When a man falls in love with a woman, his thoughts go something like this: I love her, she’s great—in fact, she is perfect. I love her just the way she is and I hope she never changes. It was this thinking that inspired Billy Joel to write the song “I Love You Just the Way You Are.” On the other hand, when a woman falls in love with a man, her thoughts are generally something like this: I love him, he’s great, but he really needs some work. This is a disaster in the making. Divergent expectations always lead to conflict.
When a woman thinks a man needs work, she is not trying to be negative or demeaning. In fact, she rather enjoys the thought. Do you know why? Because women like to work on relationships, and because marriage represents her greatest relationship, she enjoys working on it. But the thought of working on any relationship makes most men feel ill. You see, to a man, work is something you do to earn money. Relationships don’t fit into a man’s definition of work. We think relationships are the one class of things we should never have to work on.

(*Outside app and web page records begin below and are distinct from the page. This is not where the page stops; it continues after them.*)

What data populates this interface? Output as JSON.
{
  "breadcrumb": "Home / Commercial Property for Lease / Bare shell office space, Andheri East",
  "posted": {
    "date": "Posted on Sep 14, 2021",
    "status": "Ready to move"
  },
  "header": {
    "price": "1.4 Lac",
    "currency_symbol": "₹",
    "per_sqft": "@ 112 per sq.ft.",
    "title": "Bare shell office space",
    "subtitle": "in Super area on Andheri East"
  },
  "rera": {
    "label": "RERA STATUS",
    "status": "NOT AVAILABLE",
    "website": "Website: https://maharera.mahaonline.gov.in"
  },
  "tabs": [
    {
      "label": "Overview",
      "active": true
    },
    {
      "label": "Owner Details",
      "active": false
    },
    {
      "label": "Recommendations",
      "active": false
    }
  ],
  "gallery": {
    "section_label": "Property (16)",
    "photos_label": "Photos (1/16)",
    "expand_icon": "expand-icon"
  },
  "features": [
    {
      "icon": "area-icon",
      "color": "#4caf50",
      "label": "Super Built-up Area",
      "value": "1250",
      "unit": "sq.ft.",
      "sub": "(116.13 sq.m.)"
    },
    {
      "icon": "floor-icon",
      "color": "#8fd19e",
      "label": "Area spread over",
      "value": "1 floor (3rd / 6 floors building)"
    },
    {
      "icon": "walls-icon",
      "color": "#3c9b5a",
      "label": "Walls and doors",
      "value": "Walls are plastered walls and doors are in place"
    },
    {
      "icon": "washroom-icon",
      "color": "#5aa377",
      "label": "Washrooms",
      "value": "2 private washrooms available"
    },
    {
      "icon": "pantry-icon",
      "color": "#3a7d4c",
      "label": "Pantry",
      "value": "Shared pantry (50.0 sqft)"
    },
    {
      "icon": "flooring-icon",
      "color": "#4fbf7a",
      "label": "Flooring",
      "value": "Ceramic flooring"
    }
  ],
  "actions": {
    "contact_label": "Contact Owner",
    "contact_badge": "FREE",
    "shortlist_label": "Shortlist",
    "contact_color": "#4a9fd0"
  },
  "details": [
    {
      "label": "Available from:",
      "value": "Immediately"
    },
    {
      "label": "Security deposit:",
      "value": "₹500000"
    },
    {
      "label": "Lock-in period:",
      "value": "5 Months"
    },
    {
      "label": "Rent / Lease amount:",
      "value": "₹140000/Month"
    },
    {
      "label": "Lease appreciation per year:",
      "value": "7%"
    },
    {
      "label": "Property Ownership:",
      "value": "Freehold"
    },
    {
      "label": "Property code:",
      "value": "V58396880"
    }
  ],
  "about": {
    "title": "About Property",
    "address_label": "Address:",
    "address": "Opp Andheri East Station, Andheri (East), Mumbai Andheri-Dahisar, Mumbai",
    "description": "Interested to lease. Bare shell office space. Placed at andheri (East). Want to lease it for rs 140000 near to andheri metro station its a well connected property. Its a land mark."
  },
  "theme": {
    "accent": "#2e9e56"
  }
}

So when a woman wants to work on the marriage relationship, the husband usually gets nervous and uncomfortable. The reason is simple: She says she wants to work on “the relationship,” but men view that as code for she wants me to change. And men don’t want to change. To a man, “change” is a four-letter word. This is primarily because we men have fragile egos. We don’t you handle there is something wrong with very well.
That being said, it doesn’t mean men don’t think very highly of themselves; we do. Most men love themselves dearly and don’t really think there is much need for self-improvement. So if a wife is pushing for improvement, he feels insulted that she even made the suggestion. It’s not that he is completely against change, it’s that he thinks his wife is wonderful the way she is and she should feel the same way about him. Women don’t catch this because they don’t think of working on the relationship as insulting a man’s ego—it’s more a matter of improving him. And the truth is, women do improve men.
In their book The Case for Marriage, Maggie Gallagher and Linda Waite make the case that married men are happier, healthier, and make more money than single men. In other words, marriage improves men. Statistics also show that married men live longer than single men. In fact, statistically, being single is one of the worst things a man can do. It is equivalent to smoking two and a half packs of cigarettes a day! (I suppose the worst would be a single guy who actually smokes two and a half packs of cigarettes a day.)
Girls, don’t take offense that your husband is having a hard time with your efforts to work on your relationship. Don’t interpret his resistance as a sign that he doesn’t care—he does. Men look at things differently than women. Though men need improvement, women must learn to be patient and not destructive to the male ego in the process. Women need to see the men in their lives as long-term projects and learn how to encourage change without fracturing their egos. (The good news is, you ladies really can eventually get us to where you want us to be. The bad news is, after you get us there, we die.)